Vincetoxin (n.) A glucoside extracted from the root of the white swallowwort (Vincetoxicum officinale, a plant of the Asclepias family) as a bitter yellow amorphous substance; -- called also asclepiadin, and cynanchin.
Violet (n.) Any one of numerous species of small violet-colored butterflies belonging to Lycaena, or Rusticus, and allied genera.
Virgate (a.) Having the form of a straight rod; wand-shaped; straight and slender.
Volante (n.) A cumbrous two-wheeled pleasure carriage used in Cuba.
Volunteer (a.) One who enters into service voluntarily, but who, when in service, is subject to discipVulgate (a.) An ancient Latin version of the Scripture, and the only version which the Roman Church admits to be authentic; -- so called from its common use in the Latin Church.
Whereto (adv.) To which; -- used relatively.
Whereto (adv.) To what; to what end; -- used interrogatively.
Whinstone (n.) A provincial name given in England to basaltic rocks, and applied by miners to other kind of dark-colored unstratified rocks which resist the point of the pick. -- for example, to masses of chert. Whin-dikes, and whin-sills, are names sometimes given to veins or beds of basalt.
Whipstitch (n.) A tailor; -- so called in contempt.
Wicket (n.) A place of shelter made of the boughs of trees, -- used by lumbermen, etc.

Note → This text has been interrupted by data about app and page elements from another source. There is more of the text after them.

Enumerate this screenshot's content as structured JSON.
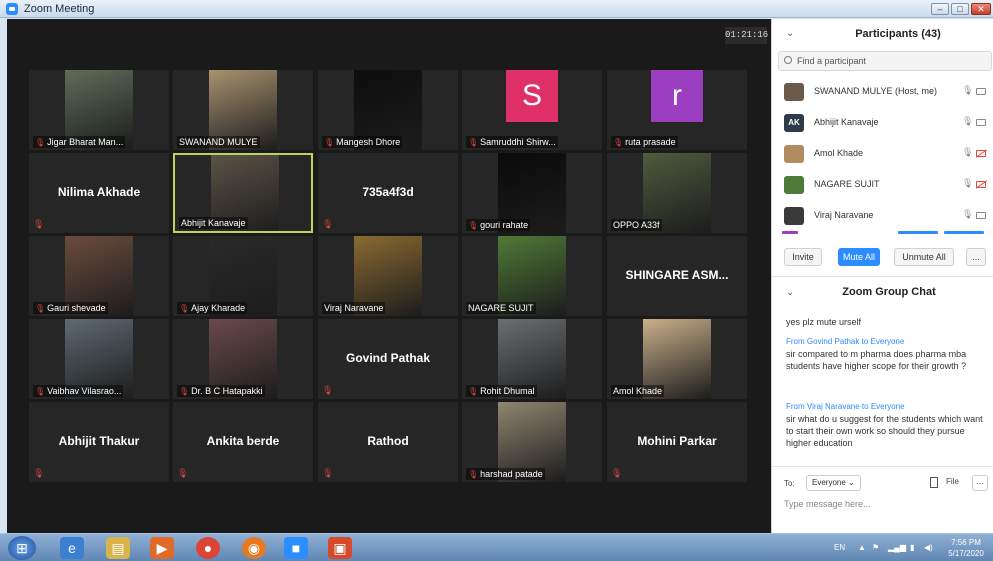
{
  "window": {
    "title": "Zoom Meeting"
  },
  "meeting": {
    "timer": "01:21:16"
  },
  "tiles": [
    {
      "name": "Jigar Bharat Man...",
      "muted": true,
      "type": "video",
      "bg": "#5d6d58"
    },
    {
      "name": "SWANAND MULYE",
      "muted": false,
      "type": "video",
      "bg": "#a89270"
    },
    {
      "name": "Mangesh Dhore",
      "muted": true,
      "type": "video",
      "bg": "#0d0d0d"
    },
    {
      "name": "Samruddhi Shirw...",
      "muted": true,
      "type": "avatar",
      "letter": "S",
      "bg": "#e0306a"
    },
    {
      "name": "ruta prasade",
      "muted": true,
      "type": "avatar",
      "letter": "r",
      "bg": "#9b3fc0"
    },
    {
      "name": "Nilima Akhade",
      "muted": true,
      "type": "name"
    },
    {
      "name": "Abhijit Kanavaje",
      "muted": false,
      "type": "video",
      "bg": "#5a5245",
      "active": true
    },
    {
      "name": "735a4f3d",
      "muted": true,
      "type": "name"
    },
    {
      "name": "gouri rahate",
      "muted": true,
      "type": "video",
      "bg": "#0a0a0a"
    },
    {
      "name": "OPPO A33f",
      "muted": false,
      "type": "video",
      "bg": "#4f5b3d"
    },
    {
      "name": "Gauri shevade",
      "muted": true,
      "type": "video",
      "bg": "#6b4c3c"
    },
    {
      "name": "Ajay Kharade",
      "muted": true,
      "type": "video",
      "bg": "#2a2a2a"
    },
    {
      "name": "Viraj Naravane",
      "muted": false,
      "type": "video",
      "bg": "#8a6a32"
    },
    {
      "name": "NAGARE SUJIT",
      "muted": false,
      "type": "video",
      "bg": "#4f7a36"
    },
    {
      "name": "SHINGARE ASM...",
      "muted": false,
      "type": "name"
    },
    {
      "name": "Vaibhav Vilasrao...",
      "muted": true,
      "type": "video",
      "bg": "#5e6a72"
    },
    {
      "name": "Dr. B C Hatapakki",
      "muted": true,
      "type": "video",
      "bg": "#6a4a4a"
    },
    {
      "name": "Govind Pathak",
      "muted": true,
      "type": "name"
    },
    {
      "name": "Rohit Dhumal",
      "muted": true,
      "type": "video",
      "bg": "#6b6e72"
    },
    {
      "name": "Amol Khade",
      "muted": false,
      "type": "video",
      "bg": "#c9b08a"
    },
    {
      "name": "Abhijit Thakur",
      "muted": true,
      "type": "name"
    },
    {
      "name": "Ankita berde",
      "muted": true,
      "type": "name"
    },
    {
      "name": "Rathod",
      "muted": true,
      "type": "name"
    },
    {
      "name": "harshad patade",
      "muted": true,
      "type": "video",
      "bg": "#8f8670"
    },
    {
      "name": "Mohini Parkar",
      "muted": true,
      "type": "name"
    }
  ],
  "participants_panel": {
    "title": "Participants (43)",
    "search_placeholder": "Find a participant",
    "list": [
      {
        "name": "SWANAND MULYE (Host, me)",
        "avatar": "",
        "avatar_color": "#6b5a4a",
        "mic_off": false,
        "cam_off": false
      },
      {
        "name": "Abhijit Kanavaje",
        "avatar": "AK",
        "avatar_color": "#2f3b4a",
        "mic_off": false,
        "cam_off": false
      },
      {
        "name": "Amol Khade",
        "avatar": "",
        "avatar_color": "#b38b60",
        "mic_off": false,
        "cam_off": true
      },
      {
        "name": "NAGARE SUJIT",
        "avatar": "",
        "avatar_color": "#4e7a3a",
        "mic_off": false,
        "cam_off": true
      },
      {
        "name": "Viraj Naravane",
        "avatar": "",
        "avatar_color": "#3a3a3a",
        "mic_off": false,
        "cam_off": false
      }
    ],
    "invite_label": "Invite",
    "mute_all_label": "Mute All",
    "unmute_all_label": "Unmute All",
    "more_label": "..."
  },
  "chat": {
    "title": "Zoom Group Chat",
    "messages": [
      {
        "from": "",
        "to": "",
        "text": "yes plz mute urself"
      },
      {
        "from": "Govind Pathak",
        "to": "Everyone",
        "text": "sir compared to m pharma does pharma mba students have higher scope for their growth ?"
      },
      {
        "from": "Viraj Naravane",
        "to": "Everyone",
        "text": "sir what do u suggest for the students which want to start their own work so should they pursue higher education"
      }
    ],
    "from_word": "From",
    "to_word": "to",
    "to_label": "To:",
    "to_value": "Everyone",
    "file_label": "File",
    "more_label": "...",
    "input_placeholder": "Type message here..."
  },
  "taskbar": {
    "lang": "EN",
    "time": "7:56 PM",
    "date": "5/17/2020"
  }
}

Wicket (n.) The space between the pillars, in postand-stall working.
Willet (n.) A large North American snipe (Symphemia semipalmata); -- called also pill-willet, will-willet, semipalmated tattler, or snipe, duck snipe, and stone curlew.
Wright (n.) One who is engaged in a mechanical or manufacturing business; an artificer; a workman; a manufacturer; a mechanic; esp., a worker in wood; -- now chiefly used in compounds, as in millwright, wheelwright, etc.
Writative (a.) IncXenopterygii (n. pl.) A suborder of fishes including Gobiesox and allied genera. These fishes have soft-rayed fins, and a ventral sucker supported in front by the pectoral fins. They are destitute of scales.
Xylanthrax (n.) Wood coal, or charcoal; -- so called in distinction from mineral coal.
Zincite (n.) Native zinc oxide; a brittle, translucent mineral, of an orange-red color; -- called also red zinc ore, and red oxide of zinc.
About the author
Copyright © 2011 Mark McCracken
, All Rights Reserved.
Author: Mark McCracken is a corporate trainer and author living in Higashi Osaka, Japan. He is the author of thousands of online articles as well as the Business English textbook, "25 Business Skills in English".